«It was sunny and hot so I had all the car's windows rolled down which made me feel vulnerable. But there is no way to sit with the car on and the air conditioner running because my gas tank is nearly empty. Young guys with green flags on their fancy cars drove up and down in front of the entrance to the university, political songs blasting from their car stereos - they obviously have no problems getting gasoline.»


«Last night we had a 3:00 AM air raid. The blast blew us about a foot off the bed. I don't know what they were targeting. 'Jeeeesssuus! What the heck was that?' I exclaimed. My husband replied 'Just stay in bed. It doesn't matter.' Within a few minutes we fell back to sleep.»
Ахрененная совершенно зарисовка из майских дней в пригороде Триполи. Дикая нехватка бензина:

«Thursday, May 12th, 2011

A friend of mine called me on Wednesday to say she needed to fill her car with gas and wanted to know if I needed gas too. She suggested we could both go at the same time the next morning. There would be safety in numbers and having someone to talk to would be a way to help pass the time. I said it sounded like a good plan. So we met each other along the way and got in line at six o'clock in the morning at a gas station that had been designated 'for women only'.
(....)
At dusk my friend's husband came back, dropping off his youngest brother to stay with us and act as a chaperone and protector. Shortly after that my husband dropped off my son Yusef to do chaperone duties too. So now including my student, we had three protectors.

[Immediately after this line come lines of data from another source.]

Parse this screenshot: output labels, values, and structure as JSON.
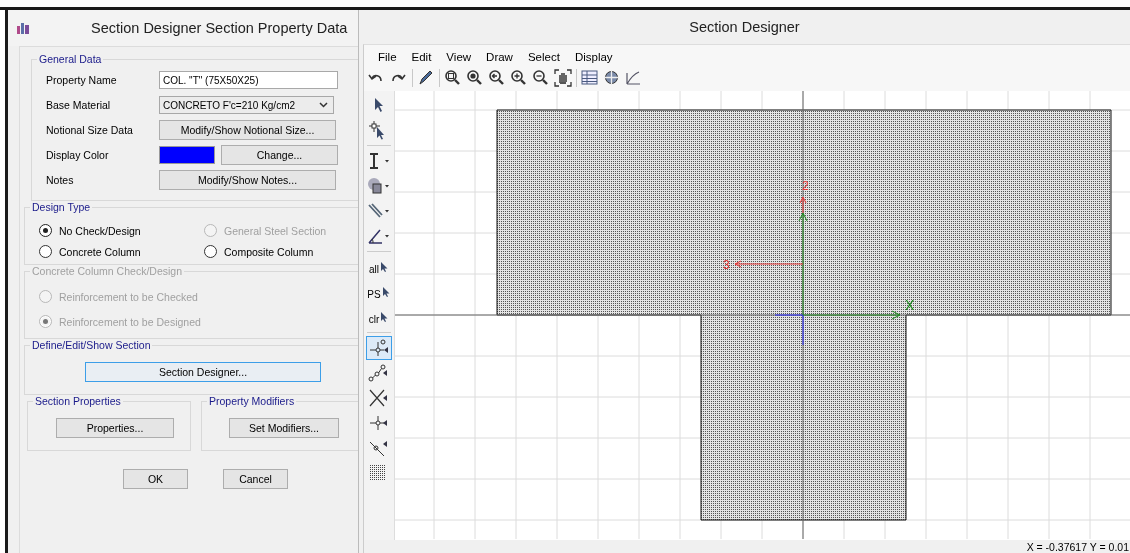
{
  "dialog": {
    "title": "Section Designer Section Property Data",
    "general_data": {
      "title": "General Data",
      "property_name": {
        "label": "Property Name",
        "value": "COL. \"T\" (75X50X25)"
      },
      "base_material": {
        "label": "Base Material",
        "value": "CONCRETO F'c=210 Kg/cm2"
      },
      "notional_size": {
        "label": "Notional Size Data",
        "button": "Modify/Show Notional Size..."
      },
      "display_color": {
        "label": "Display Color",
        "color": "#0000ff",
        "button": "Change..."
      },
      "notes": {
        "label": "Notes",
        "button": "Modify/Show Notes..."
      }
    },
    "design_type": {
      "title": "Design Type",
      "options": [
        {
          "label": "No Check/Design",
          "selected": true,
          "disabled": false
        },
        {
          "label": "General Steel Section",
          "selected": false,
          "disabled": true
        },
        {
          "label": "Concrete Column",
          "selected": false,
          "disabled": false
        },
        {
          "label": "Composite Column",
          "selected": false,
          "disabled": false
        }
      ]
    },
    "concrete_check": {
      "title": "Concrete Column Check/Design",
      "disabled": true,
      "options": [
        {
          "label": "Reinforcement to be Checked",
          "selected": false
        },
        {
          "label": "Reinforcement to be Designed",
          "selected": true
        }
      ]
    },
    "define_section": {
      "title": "Define/Edit/Show Section",
      "button": "Section Designer..."
    },
    "section_properties": {
      "title": "Section Properties",
      "button": "Properties..."
    },
    "property_modifiers": {
      "title": "Property Modifiers",
      "button": "Set Modifiers..."
    },
    "buttons": [
      "OK",
      "Cancel"
    ]
  },
  "designer": {
    "title": "Section Designer",
    "menu": [
      "File",
      "Edit",
      "View",
      "Draw",
      "Select",
      "Display"
    ],
    "tools": [
      {
        "kind": "pointer",
        "selected": false
      },
      {
        "kind": "reshape",
        "selected": false
      },
      {
        "kind": "shape",
        "selected": false
      },
      {
        "kind": "polygon",
        "selected": false
      },
      {
        "kind": "line",
        "selected": false
      },
      {
        "kind": "rebar",
        "selected": false
      },
      {
        "kind": "select",
        "label": "all",
        "selected": false
      },
      {
        "kind": "select",
        "label": "PS",
        "selected": false
      },
      {
        "kind": "select",
        "label": "clr",
        "selected": false
      },
      {
        "kind": "snap-point",
        "selected": true
      },
      {
        "kind": "snap-line",
        "selected": false
      },
      {
        "kind": "snap-cross",
        "selected": false
      },
      {
        "kind": "snap-mid",
        "selected": false
      },
      {
        "kind": "snap-perp",
        "selected": false
      },
      {
        "kind": "snap-grid",
        "selected": false
      }
    ],
    "canvas": {
      "axis_2": "2",
      "axis_3": "3",
      "axis_x": "X"
    },
    "status": "X = -0.37617   Y = 0.01"
  }
}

The tanker truck delivered gasoline a little after sunset. It took about an hour for the gas to be unloaded and the lines of cars started moving at about 9:00pm. All day, since the break of dawn, hundreds of women had been waiting in their cars to fill gas. Many had left their children at home, or taken the day off work, taken time away from teaching or studying. Some were young, some old, some pregnant. All had come to this particular gas station that was designated for women so that they could have a safe way to fill their cars' gas tanks.

As soon the gas station attendants started pumping gas, gangs of men and boys started to try to push their cars into the lines, sneaking in from side roads. Men dressed in army uniforms and carrying Kalashnikovs swaggered to and fro threatening to shoot off the legs of anyone who got out of their car. To reinforce their threats, they shot their guns off into the night sky. Anytime one of the cars driven by the males tried to cut in line the women would all start to honk their horns. The 'soldiers' threatened to shoot the cars of anyone honking.

Men were shouting, women were defending their places, horns were blaring and machine guns were shooting. One of the soldiers standing next to my car told a colleague 'Cover for me for a few minutes. I gotta go smoke some weed'. The air was full of the smell of alcohol and hashish. The boys and men in the cars and the 'soldiers' were inebriated, armed and dangerous. Read more... )
»
«Oil traders said the Libyans had refused all invitations to lunch or dinner and kept to a tight schedule.

"Before, everything was done under the table and with bribes. Now I haven't heard anything about bribes and tenders are being used to buy and sell," one said.

"Even those that were corrupt before would not think of doing anything wrong now," the Libyan delegate said.
....
Traders also expected the reformed NOC to usher in a new era of efficiency, after deals with its eastern subsidiary Agoco, which managed sales and purchases during the war, had been conducted via email.

Previously, oil firms would have been required to send representatives to Libya and reach agreements in person.
»

Учитывая, что нефтяным портфелем сейчас заведует "американец" Али Тархуни - это не удивительно. А вот так ли все здорово будет и дальше, фиг знает. Скажем, в области выдачи виз на въезд/выезд Ливия опять занялась анальным ограждением, как будто режим и не менялся. Просто потому что "так привыкли".

Кстати же сюда, пару слов о новом переходном премьер-министре, сменившем Джибрила:

Read more... )


записки австрийского бизнесмена (ауф дойч)

Read more... )

Syndicate

RSS Atom

Style Credit

Expand Cut Tags

No cut tags
Page generated Jun. 24th, 2017 05:15 pm
Powered by Dreamwidth Studios